'''

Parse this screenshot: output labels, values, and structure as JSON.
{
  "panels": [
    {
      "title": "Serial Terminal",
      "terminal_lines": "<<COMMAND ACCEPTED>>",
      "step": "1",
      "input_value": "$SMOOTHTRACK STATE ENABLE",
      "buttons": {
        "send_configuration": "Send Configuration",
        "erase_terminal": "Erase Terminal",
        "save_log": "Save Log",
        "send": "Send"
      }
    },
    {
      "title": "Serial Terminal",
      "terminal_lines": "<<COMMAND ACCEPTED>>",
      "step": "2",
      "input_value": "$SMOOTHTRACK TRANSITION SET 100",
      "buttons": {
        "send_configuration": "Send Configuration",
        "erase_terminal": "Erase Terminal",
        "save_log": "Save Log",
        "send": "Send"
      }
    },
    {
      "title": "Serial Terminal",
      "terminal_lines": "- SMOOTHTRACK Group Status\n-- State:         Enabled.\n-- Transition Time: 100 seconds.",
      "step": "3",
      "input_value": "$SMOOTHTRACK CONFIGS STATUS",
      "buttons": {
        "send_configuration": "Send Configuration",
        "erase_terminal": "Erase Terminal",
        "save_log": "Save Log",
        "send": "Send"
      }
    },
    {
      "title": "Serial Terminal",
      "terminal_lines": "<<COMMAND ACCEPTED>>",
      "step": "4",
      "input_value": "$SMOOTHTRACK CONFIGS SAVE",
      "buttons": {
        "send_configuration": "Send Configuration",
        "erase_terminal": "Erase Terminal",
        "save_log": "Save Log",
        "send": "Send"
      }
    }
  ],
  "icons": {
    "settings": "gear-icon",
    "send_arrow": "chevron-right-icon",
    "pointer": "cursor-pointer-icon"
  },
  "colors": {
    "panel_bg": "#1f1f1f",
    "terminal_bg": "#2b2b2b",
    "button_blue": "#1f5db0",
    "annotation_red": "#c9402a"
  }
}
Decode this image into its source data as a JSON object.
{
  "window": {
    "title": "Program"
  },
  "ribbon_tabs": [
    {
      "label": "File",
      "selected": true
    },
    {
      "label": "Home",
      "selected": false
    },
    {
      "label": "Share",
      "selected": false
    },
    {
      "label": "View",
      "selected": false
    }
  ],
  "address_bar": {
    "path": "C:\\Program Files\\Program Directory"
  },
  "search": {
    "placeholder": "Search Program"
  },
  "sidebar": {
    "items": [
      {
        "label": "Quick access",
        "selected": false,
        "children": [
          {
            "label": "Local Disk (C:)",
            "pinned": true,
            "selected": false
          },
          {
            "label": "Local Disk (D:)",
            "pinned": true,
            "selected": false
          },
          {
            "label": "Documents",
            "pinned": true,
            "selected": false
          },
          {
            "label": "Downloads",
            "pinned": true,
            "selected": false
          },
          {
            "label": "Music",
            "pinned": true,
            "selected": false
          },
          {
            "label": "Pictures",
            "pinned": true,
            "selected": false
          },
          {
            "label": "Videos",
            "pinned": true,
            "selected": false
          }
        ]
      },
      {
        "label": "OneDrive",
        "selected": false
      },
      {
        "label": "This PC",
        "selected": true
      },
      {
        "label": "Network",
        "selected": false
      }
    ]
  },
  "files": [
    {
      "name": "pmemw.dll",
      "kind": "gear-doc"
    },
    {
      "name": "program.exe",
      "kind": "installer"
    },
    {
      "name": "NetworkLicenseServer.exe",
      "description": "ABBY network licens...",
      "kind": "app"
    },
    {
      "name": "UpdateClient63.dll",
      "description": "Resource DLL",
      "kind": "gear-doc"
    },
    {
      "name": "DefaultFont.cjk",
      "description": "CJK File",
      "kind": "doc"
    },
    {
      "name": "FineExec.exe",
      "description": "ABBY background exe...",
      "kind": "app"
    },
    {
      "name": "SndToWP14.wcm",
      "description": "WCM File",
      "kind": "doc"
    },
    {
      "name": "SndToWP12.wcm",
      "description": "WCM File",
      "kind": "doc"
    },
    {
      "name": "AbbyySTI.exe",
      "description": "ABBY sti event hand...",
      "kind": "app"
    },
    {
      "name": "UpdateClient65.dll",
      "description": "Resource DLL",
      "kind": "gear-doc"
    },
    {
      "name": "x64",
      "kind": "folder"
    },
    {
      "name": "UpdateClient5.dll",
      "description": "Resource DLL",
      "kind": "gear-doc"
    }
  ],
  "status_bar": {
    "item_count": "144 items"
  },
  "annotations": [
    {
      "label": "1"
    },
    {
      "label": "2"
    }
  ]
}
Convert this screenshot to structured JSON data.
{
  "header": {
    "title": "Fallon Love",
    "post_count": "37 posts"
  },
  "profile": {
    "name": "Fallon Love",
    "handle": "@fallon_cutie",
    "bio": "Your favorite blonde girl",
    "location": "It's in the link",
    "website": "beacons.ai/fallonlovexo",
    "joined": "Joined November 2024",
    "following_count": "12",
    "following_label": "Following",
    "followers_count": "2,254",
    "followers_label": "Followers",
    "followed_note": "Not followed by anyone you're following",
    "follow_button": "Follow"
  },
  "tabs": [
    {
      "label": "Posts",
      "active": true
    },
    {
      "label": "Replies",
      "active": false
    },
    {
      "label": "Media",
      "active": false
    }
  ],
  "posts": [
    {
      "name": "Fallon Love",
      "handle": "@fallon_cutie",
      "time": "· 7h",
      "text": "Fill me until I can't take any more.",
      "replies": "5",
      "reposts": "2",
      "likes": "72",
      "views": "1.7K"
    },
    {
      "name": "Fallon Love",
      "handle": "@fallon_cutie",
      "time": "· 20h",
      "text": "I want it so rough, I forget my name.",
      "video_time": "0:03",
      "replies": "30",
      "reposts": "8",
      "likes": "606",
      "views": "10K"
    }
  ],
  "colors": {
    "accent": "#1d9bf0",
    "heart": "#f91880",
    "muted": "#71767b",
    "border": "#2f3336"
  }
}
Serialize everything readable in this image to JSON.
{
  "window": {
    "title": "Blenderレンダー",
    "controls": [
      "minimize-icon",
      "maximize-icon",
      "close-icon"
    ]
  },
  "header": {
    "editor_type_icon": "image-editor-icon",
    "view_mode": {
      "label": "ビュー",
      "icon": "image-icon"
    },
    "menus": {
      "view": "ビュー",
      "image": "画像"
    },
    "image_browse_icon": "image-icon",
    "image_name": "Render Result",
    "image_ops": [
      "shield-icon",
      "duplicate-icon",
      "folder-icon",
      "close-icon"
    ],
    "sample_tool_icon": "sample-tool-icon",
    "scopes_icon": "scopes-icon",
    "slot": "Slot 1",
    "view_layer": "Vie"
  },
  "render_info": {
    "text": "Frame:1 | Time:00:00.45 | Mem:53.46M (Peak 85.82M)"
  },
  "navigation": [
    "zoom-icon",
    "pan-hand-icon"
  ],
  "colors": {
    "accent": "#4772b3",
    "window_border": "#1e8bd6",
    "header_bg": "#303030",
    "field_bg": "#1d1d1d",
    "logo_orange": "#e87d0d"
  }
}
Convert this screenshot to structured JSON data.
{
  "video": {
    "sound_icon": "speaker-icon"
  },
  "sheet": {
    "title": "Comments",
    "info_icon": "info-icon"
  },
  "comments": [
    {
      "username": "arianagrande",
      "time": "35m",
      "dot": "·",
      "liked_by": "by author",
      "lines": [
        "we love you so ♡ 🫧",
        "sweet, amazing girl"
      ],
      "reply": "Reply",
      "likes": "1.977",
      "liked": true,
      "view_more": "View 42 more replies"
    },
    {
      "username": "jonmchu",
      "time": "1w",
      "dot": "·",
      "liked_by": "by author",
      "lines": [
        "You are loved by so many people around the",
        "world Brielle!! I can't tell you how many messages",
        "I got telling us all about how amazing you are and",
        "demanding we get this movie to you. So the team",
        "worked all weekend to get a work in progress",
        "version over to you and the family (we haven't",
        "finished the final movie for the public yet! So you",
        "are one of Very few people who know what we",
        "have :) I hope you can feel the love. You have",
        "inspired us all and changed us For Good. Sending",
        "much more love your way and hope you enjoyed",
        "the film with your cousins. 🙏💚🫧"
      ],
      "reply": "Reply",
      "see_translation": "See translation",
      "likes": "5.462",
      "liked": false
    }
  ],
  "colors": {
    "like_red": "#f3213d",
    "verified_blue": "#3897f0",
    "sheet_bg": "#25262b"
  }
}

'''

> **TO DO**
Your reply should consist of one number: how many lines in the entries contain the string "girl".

> **RESULT OF THIS TASK**
2